These fact sheets provide a snapshot of hunger and poverty in the United States and in each state plus Washington, D.C.
Good nutrition is a critical part of ensuring that all human beings can use their bodies and minds to live an active life and reach their full potential.
Dear Members of Congress,
As the president and Congress are preparing their plans for this year, almost 100 church leaders—from all the families of U.S. Christianity—are...
This devotional guide invites deepened relationship with and among Pan-African people and elected leaders in the mission to end hunger and poverty.
Thank you for inviting me to preach here at Duke University Chapel. And I especially want to thank the Bread for the World members who have come this morning.
Bruce Puckett urged...
In 2017, 11.8 percent of households in the U.S.—40 million people—were food-insecure, meaning that they were unsure at some point during the year about how they would provide for their next meal.
Unnecessarily long prison sentences, combined with the lack of rehabilitative programs for people in prison, exacerbate hunger, poverty, and existing inequalities.

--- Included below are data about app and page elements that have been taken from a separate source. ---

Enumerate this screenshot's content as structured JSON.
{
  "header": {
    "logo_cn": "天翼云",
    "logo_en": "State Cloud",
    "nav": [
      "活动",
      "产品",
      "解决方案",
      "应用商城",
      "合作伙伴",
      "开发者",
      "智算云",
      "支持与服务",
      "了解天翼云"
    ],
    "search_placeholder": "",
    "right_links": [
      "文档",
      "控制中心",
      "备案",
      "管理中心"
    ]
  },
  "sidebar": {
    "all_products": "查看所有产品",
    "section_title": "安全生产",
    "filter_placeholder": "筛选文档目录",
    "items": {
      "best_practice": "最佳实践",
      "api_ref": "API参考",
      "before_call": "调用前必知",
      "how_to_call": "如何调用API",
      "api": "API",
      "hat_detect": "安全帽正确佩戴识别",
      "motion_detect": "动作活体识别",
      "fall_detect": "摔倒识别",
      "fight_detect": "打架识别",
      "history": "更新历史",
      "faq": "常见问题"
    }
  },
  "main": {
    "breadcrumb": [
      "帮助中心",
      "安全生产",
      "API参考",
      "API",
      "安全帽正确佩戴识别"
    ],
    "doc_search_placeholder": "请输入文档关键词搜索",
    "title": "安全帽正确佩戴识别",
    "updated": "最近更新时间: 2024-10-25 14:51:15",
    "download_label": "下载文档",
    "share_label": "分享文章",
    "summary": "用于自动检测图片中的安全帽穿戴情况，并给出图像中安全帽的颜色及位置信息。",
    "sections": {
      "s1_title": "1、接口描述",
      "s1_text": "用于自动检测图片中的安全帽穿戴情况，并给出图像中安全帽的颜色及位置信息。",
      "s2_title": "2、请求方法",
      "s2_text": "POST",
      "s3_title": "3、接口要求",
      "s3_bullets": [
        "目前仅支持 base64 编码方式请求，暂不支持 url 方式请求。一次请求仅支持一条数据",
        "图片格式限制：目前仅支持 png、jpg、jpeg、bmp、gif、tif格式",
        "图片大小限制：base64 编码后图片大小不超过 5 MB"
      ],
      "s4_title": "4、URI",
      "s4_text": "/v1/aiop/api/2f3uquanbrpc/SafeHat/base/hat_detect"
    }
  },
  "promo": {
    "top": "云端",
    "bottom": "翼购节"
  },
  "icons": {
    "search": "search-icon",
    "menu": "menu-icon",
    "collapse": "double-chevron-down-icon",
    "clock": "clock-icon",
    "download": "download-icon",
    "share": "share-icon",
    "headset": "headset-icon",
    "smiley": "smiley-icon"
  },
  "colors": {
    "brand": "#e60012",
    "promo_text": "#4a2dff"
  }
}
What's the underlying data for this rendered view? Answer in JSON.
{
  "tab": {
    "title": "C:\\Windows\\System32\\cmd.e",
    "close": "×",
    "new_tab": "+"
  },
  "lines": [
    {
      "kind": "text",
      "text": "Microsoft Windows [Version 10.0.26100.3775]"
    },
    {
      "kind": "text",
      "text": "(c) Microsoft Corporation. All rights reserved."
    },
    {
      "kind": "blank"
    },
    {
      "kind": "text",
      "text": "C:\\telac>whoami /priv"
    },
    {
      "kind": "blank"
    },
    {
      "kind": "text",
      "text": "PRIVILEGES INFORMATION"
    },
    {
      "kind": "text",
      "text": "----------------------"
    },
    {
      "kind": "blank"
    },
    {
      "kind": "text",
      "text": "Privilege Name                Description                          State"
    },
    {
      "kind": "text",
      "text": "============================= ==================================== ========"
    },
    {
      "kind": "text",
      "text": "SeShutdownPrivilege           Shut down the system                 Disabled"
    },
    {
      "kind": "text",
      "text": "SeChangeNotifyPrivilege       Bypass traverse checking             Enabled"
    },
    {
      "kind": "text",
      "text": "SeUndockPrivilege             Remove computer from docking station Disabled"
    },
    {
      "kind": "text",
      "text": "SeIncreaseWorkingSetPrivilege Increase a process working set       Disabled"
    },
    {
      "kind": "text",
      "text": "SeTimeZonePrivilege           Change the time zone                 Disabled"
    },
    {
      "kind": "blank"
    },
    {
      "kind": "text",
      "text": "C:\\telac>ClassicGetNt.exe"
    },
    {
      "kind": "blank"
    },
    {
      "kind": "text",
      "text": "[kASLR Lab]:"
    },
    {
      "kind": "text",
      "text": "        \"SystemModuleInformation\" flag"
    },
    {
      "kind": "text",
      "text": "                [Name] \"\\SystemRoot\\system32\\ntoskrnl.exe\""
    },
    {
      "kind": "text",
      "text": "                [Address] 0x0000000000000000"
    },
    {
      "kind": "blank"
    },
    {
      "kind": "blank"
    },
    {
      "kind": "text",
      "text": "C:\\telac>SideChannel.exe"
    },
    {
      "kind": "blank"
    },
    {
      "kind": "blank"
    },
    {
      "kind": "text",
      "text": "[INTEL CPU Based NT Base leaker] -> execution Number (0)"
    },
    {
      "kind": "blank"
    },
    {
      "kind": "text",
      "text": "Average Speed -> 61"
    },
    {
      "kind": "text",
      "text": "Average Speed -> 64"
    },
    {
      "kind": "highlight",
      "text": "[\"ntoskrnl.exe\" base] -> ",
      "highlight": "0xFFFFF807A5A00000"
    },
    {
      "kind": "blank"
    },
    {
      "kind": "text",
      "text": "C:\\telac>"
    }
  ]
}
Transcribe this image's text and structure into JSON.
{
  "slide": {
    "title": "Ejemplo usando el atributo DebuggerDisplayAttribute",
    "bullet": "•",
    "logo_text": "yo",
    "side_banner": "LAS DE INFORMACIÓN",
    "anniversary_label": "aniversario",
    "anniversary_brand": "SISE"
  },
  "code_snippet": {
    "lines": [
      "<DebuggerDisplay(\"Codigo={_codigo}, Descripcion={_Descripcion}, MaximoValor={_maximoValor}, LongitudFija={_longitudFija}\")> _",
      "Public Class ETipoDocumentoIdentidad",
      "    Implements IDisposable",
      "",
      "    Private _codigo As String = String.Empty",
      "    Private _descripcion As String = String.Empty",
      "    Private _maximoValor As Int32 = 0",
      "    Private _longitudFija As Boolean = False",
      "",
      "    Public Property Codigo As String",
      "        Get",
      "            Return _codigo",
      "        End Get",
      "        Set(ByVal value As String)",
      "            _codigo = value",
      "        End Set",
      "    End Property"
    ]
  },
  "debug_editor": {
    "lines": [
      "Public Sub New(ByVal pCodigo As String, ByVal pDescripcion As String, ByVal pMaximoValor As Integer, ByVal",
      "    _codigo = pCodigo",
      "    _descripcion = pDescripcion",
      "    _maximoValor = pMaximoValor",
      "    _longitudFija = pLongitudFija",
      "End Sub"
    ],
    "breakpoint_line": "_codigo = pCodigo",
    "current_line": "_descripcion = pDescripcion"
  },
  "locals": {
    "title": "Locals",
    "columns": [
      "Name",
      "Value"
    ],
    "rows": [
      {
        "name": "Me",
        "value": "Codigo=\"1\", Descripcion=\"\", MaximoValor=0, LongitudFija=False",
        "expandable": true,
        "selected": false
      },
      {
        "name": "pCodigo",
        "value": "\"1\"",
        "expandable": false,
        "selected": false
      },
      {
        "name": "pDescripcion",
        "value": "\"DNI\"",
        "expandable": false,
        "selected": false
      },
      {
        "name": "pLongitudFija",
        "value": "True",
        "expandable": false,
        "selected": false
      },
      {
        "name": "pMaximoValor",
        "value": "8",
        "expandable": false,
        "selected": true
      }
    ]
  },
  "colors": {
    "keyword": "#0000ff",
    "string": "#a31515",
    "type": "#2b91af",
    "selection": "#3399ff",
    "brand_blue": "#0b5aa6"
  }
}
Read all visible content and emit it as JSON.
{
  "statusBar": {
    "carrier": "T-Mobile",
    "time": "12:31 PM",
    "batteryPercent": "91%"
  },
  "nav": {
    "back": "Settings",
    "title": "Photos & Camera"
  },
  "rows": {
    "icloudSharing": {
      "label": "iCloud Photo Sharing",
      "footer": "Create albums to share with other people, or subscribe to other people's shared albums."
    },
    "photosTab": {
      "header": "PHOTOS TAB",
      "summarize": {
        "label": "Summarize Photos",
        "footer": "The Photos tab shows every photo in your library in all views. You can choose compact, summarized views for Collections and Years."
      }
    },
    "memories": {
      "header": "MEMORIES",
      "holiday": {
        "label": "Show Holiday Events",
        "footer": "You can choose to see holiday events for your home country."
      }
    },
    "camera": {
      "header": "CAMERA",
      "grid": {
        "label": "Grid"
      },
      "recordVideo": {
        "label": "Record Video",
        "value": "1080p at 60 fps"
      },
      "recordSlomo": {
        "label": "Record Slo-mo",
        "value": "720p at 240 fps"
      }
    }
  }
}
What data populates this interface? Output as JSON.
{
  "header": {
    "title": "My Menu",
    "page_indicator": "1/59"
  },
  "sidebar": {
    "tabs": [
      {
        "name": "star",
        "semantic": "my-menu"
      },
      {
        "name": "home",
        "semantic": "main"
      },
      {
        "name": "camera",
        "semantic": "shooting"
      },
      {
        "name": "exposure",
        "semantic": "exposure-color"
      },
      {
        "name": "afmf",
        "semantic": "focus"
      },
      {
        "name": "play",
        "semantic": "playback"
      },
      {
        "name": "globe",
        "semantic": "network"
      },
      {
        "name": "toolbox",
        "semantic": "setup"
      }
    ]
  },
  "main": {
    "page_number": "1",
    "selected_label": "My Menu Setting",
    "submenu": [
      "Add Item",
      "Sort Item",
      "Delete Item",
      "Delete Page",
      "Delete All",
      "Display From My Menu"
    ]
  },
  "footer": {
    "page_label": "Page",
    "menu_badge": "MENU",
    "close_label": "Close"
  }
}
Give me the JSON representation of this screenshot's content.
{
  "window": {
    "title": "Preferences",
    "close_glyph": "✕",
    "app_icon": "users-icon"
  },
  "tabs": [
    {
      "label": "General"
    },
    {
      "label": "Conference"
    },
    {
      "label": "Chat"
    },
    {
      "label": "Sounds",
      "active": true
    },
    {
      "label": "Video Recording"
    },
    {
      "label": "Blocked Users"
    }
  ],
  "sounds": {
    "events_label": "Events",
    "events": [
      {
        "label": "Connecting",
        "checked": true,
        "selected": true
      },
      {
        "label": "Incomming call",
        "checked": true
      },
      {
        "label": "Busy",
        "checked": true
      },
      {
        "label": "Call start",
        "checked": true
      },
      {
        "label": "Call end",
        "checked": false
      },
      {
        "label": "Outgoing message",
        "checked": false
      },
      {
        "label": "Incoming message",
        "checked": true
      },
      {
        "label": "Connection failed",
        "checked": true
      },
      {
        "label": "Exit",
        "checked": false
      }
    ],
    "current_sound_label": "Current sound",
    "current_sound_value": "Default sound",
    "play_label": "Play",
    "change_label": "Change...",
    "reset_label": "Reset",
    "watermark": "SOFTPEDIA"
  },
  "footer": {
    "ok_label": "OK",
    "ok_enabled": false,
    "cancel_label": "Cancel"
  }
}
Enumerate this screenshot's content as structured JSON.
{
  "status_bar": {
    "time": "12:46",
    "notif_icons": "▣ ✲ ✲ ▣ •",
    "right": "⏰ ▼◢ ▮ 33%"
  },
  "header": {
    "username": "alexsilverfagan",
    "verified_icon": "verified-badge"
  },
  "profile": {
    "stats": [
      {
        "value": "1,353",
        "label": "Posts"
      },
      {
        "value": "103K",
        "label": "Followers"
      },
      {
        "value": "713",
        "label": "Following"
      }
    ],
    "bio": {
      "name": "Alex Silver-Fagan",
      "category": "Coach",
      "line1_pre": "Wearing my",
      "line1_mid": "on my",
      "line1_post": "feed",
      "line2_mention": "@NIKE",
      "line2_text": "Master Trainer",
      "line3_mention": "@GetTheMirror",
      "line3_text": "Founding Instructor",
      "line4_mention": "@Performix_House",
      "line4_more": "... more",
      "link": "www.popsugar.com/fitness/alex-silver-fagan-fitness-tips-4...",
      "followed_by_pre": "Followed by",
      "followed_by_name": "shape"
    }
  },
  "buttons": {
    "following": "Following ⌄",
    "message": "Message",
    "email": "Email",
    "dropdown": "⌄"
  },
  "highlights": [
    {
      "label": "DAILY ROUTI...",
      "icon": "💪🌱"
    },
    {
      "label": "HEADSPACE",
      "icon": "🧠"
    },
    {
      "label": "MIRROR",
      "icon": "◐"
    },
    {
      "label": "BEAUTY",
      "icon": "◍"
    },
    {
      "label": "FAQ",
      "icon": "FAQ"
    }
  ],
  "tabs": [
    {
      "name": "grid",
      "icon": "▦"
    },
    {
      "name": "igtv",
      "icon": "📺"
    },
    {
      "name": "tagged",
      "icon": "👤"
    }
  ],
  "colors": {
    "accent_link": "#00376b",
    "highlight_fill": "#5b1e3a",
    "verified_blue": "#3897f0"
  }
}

Overly harsh mandatory minimum prison sentences have contributed to the rapid increase of our country’s prison population. The...